D’Annunzio in Fiume led one such movement, but the ex-Socialist journalist Benito Mussolini soon became even more prominent, founding his fasci. The Italian Nationalist Association and the Rise of Fascism in Italy. Lincoln, NE, Dickie, John.
Darkest Italy. The Nation and Stereotypes of the Mezzogiorno, New York, Duggan, Christopher. Francesco Crispi From Nation to Nationalism. Oxford, Famiglia e nazione nel lungo Ottocento italiano. Edited by. The Italian Nationalist Association and the rise of fascism in Italy by Alexander J De Grand (Book) 13 editions published between and in English and.
The Italian Nationalist Association and the Rise of Fascism in Italy. George P. Blum. The Rise of Fascism in Europe. Greenwood Press, London, UK.
4 November Fascist Italy. Web. 4 November Italian Fascism. Web. 4 November The raise of Fascism in Italy. Web.
4 November The Rise and Fall of Fascism. Italy - Italy - World War I and fascism: On Giolitti’s resignation in Marchthe more conservative Antonio Salandra formed a new government.
In June, “Red Week,” a period of widespread rioting throughout the Romagna and the Marche, came in response to the killing of three antimilitarist demonstrators at Ancona.
When World War I broke out in August, the Salandra government stayed.Fascist Italy and Nazi Germany provides a succinct and provocative introduction to Italian fascism and German nazism. Incorporating recent historical research together with original and challenging arguments, Alexander J.

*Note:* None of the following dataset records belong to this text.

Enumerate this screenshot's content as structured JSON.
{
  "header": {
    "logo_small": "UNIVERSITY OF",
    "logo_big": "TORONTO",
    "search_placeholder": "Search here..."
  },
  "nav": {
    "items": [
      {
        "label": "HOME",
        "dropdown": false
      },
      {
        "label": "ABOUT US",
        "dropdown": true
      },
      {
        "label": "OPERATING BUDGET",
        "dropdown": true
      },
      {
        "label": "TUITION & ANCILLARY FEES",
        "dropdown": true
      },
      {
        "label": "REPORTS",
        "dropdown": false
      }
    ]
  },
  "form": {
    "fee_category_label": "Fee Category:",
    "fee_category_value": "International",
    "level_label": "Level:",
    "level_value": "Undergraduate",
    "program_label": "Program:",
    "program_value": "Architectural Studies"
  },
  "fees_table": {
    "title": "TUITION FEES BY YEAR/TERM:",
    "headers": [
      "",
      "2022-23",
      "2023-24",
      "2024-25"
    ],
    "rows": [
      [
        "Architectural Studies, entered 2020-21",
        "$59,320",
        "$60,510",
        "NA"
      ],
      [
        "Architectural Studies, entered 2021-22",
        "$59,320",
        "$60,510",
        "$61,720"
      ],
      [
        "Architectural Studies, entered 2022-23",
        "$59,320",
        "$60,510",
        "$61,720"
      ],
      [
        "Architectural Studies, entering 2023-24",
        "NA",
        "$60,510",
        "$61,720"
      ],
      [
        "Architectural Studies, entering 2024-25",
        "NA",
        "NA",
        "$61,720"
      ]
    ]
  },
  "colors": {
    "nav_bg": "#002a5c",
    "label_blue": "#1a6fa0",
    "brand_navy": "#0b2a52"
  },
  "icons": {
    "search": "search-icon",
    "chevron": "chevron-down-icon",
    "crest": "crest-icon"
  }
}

De Grand examines:* the similarities and differences in the early development of the two regimes* the exercise of power by Adolf Hitler and Benito Mussolini* the relationship.Author of Italian fascism, Fascist Italy and Nazi Germany, The Italian left in the twentieth century, The hunchback's tailor, In Stalin's Shadow: Angelo Tasca and the Crisis of the Left in Italy and France,The Italian Nationalist Association and the rise of fascism in Italy.